“We are also extremely proud of the visible efforts the company has made to reach out to local communities, and our Community First activities have enabled many people to access education and skills that drive employment opportunities.

“In addition, Version 1’s recognition as a Healthy Place to Work in Northern Ireland was a significant milestone for our company. Being spread across five countries presents its own set of challenges and it has been absolutely critical to ensure our employees are happy and healthy. We have been able to benchmark our progress through the data provided during the process and are now updating and creating initiatives and strategies across our operations to ensure our workforce is the healthiest it can be.”

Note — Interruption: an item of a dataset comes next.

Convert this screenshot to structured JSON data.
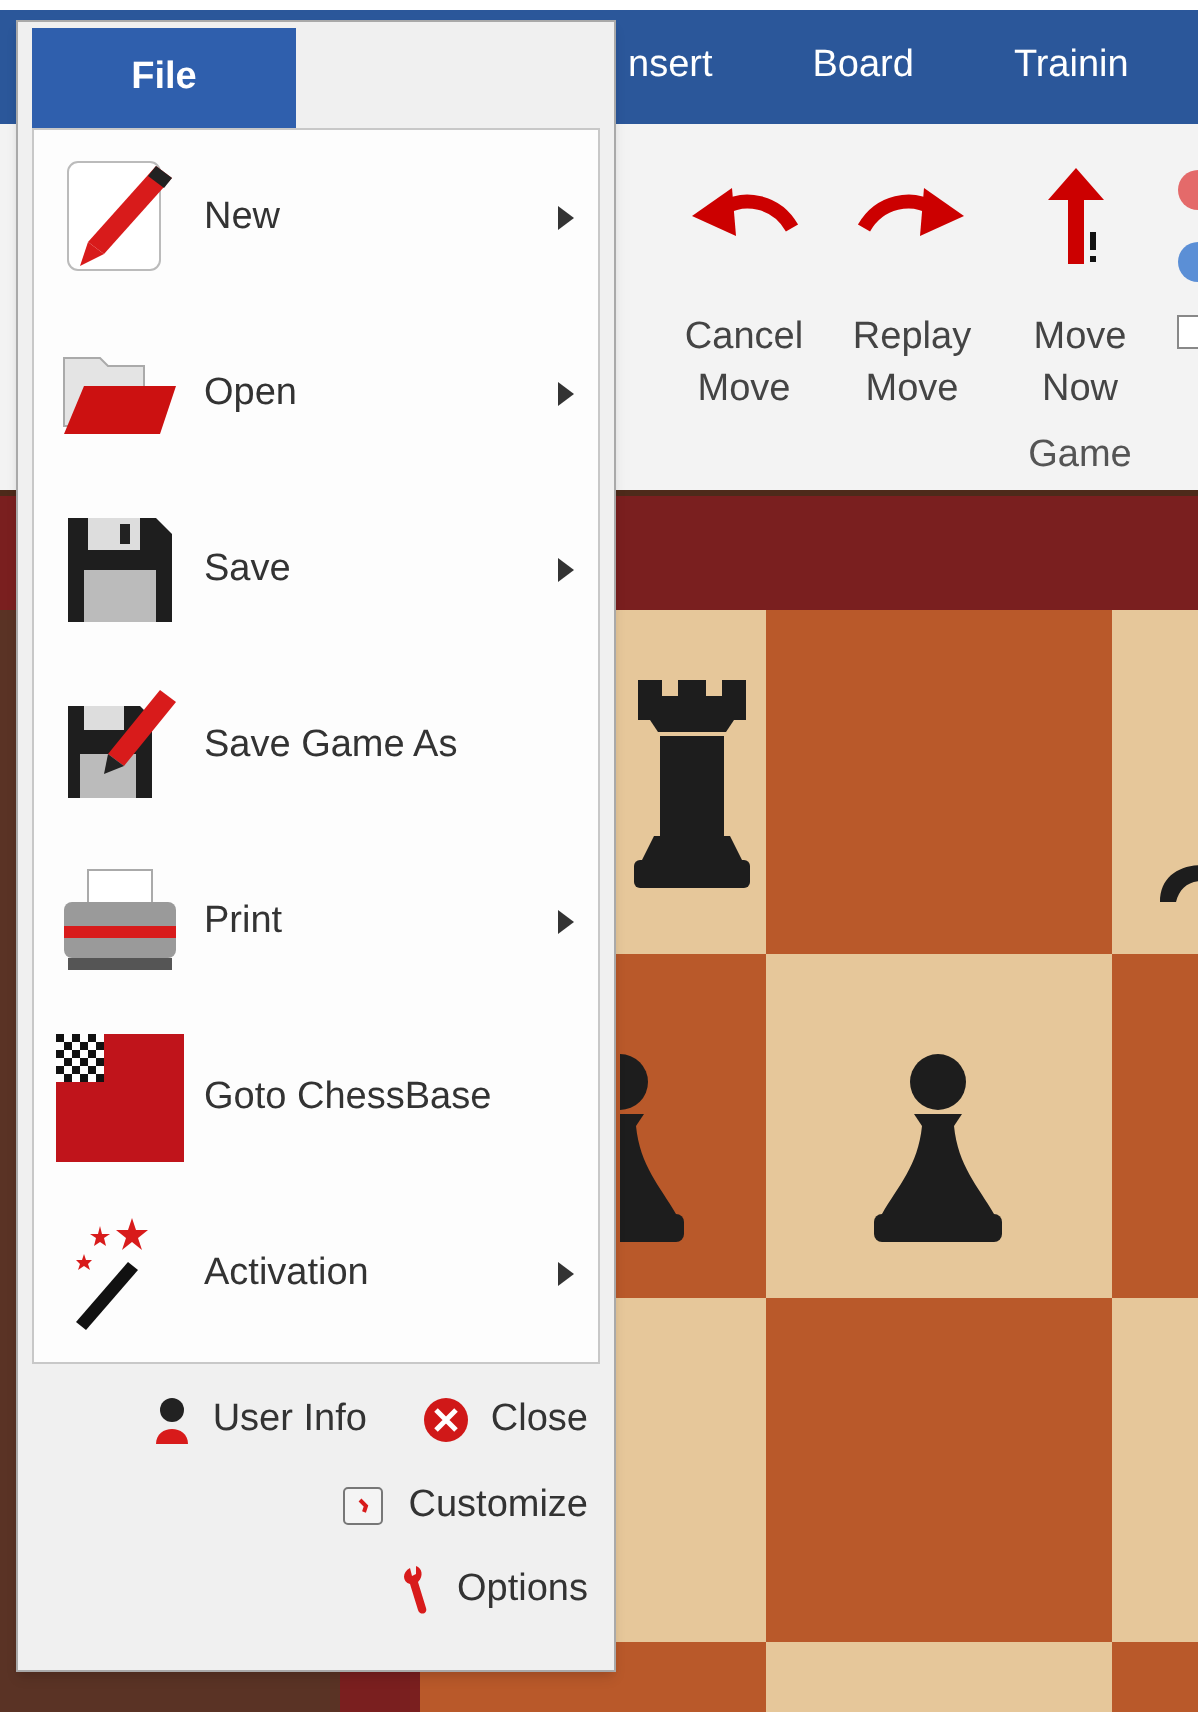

Rosalind Young, Investment Manager at Derry City and Strabane District Council, said: “Version 1’s approach to dealing with the impact of COVID-19 is exemplary. The company’s commitment to providing mental help and support is evident through their partnership with Aware NI, and their track record of maintaining a community-focused approach is also welcomed as they expand their workforce in the North West.

“I would also like to congratulate Version 1 on their official recognition as a Healthy Place to Work. With the company bringing many highly skilled new jobs to the Derry City and Strabane District Council area, we are delighted that their staff will benefit from our Work Life Balanced campaign.”

For more information on the Version 1 roles available in the North West and to apply, visit the Invest DS jobs portal at www.investderrystrabane.com/worklife